━━━━━ STORED DATA
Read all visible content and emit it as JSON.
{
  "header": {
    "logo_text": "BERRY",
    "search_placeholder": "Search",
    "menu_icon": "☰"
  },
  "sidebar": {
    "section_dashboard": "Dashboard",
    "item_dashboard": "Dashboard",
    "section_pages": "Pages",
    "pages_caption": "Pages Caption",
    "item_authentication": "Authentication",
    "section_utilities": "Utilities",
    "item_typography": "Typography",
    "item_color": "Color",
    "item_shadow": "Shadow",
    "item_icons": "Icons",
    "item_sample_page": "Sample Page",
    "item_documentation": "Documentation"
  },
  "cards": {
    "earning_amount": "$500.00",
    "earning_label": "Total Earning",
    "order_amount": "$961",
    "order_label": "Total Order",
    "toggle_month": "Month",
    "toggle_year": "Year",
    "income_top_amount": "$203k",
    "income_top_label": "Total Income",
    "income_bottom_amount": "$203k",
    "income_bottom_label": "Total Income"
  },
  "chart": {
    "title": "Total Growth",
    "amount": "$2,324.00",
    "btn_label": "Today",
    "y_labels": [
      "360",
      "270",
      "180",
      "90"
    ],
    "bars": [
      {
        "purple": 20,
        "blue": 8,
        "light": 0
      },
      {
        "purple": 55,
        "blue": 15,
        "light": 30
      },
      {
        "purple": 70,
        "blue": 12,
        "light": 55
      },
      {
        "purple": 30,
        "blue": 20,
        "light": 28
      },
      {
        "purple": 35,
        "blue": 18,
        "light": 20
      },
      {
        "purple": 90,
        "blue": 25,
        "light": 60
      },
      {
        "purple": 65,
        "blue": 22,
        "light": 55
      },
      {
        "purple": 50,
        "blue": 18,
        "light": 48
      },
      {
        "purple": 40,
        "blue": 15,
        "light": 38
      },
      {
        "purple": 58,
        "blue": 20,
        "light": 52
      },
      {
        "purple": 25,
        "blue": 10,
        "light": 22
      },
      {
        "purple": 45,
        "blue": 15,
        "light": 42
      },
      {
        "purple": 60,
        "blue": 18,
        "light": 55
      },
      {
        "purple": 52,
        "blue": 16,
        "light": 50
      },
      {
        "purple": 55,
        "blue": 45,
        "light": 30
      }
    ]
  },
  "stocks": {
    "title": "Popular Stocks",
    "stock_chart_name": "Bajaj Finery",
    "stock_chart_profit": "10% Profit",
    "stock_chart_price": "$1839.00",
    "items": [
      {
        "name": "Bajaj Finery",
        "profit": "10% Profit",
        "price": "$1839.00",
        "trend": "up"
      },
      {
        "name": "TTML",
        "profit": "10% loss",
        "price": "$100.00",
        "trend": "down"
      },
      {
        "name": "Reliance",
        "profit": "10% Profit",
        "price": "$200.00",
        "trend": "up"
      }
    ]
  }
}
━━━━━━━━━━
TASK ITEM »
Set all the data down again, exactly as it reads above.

ANSWER FOR THE TASK »
Read all visible content and emit it as JSON.
{
  "header": {
    "logo_text": "BERRY",
    "search_placeholder": "Search",
    "menu_icon": "☰"
  },
  "sidebar": {
    "section_dashboard": "Dashboard",
    "item_dashboard": "Dashboard",
    "section_pages": "Pages",
    "pages_caption": "Pages Caption",
    "item_authentication": "Authentication",
    "section_utilities": "Utilities",
    "item_typography": "Typography",
    "item_color": "Color",
    "item_shadow": "Shadow",
    "item_icons": "Icons",
    "item_sample_page": "Sample Page",
    "item_documentation": "Documentation"
  },
  "cards": {
    "earning_amount": "$500.00",
    "earning_label": "Total Earning",
    "order_amount": "$961",
    "order_label": "Total Order",
    "toggle_month": "Month",
    "toggle_year": "Year",
    "income_top_amount": "$203k",
    "income_top_label": "Total Income",
    "income_bottom_amount": "$203k",
    "income_bottom_label": "Total Income"
  },
  "chart": {
    "title": "Total Growth",
    "amount": "$2,324.00",
    "btn_label": "Today",
    "y_labels": [
      "360",
      "270",
      "180",
      "90"
    ],
    "bars": [
      {
        "purple": 20,
        "blue": 8,
        "light": 0
      },
      {
        "purple": 55,
        "blue": 15,
        "light": 30
      },
      {
        "purple": 70,
        "blue": 12,
        "light": 55
      },
      {
        "purple": 30,
        "blue": 20,
        "light": 28
      },
      {
        "purple": 35,
        "blue": 18,
        "light": 20
      },
      {
        "purple": 90,
        "blue": 25,
        "light": 60
      },
      {
        "purple": 65,
        "blue": 22,
        "light": 55
      },
      {
        "purple": 50,
        "blue": 18,
        "light": 48
      },
      {
        "purple": 40,
        "blue": 15,
        "light": 38
      },
      {
        "purple": 58,
        "blue": 20,
        "light": 52
      },
      {
        "purple": 25,
        "blue": 10,
        "light": 22
      },
      {
        "purple": 45,
        "blue": 15,
        "light": 42
      },
      {
        "purple": 60,
        "blue": 18,
        "light": 55
      },
      {
        "purple": 52,
        "blue": 16,
        "light": 50
      },
      {
        "purple": 55,
        "blue": 45,
        "light": 30
      }
    ]
  },
  "stocks": {
    "title": "Popular Stocks",
    "stock_chart_name": "Bajaj Finery",
    "stock_chart_profit": "10% Profit",
    "stock_chart_price": "$1839.00",
    "items": [
      {
        "name": "Bajaj Finery",
        "profit": "10% Profit",
        "price": "$1839.00",
        "trend": "up"
      },
      {
        "name": "TTML",
        "profit": "10% loss",
        "price": "$100.00",
        "trend": "down"
      },
      {
        "name": "Reliance",
        "profit": "10% Profit",
        "price": "$200.00",
        "trend": "up"
      }
    ]
  }
}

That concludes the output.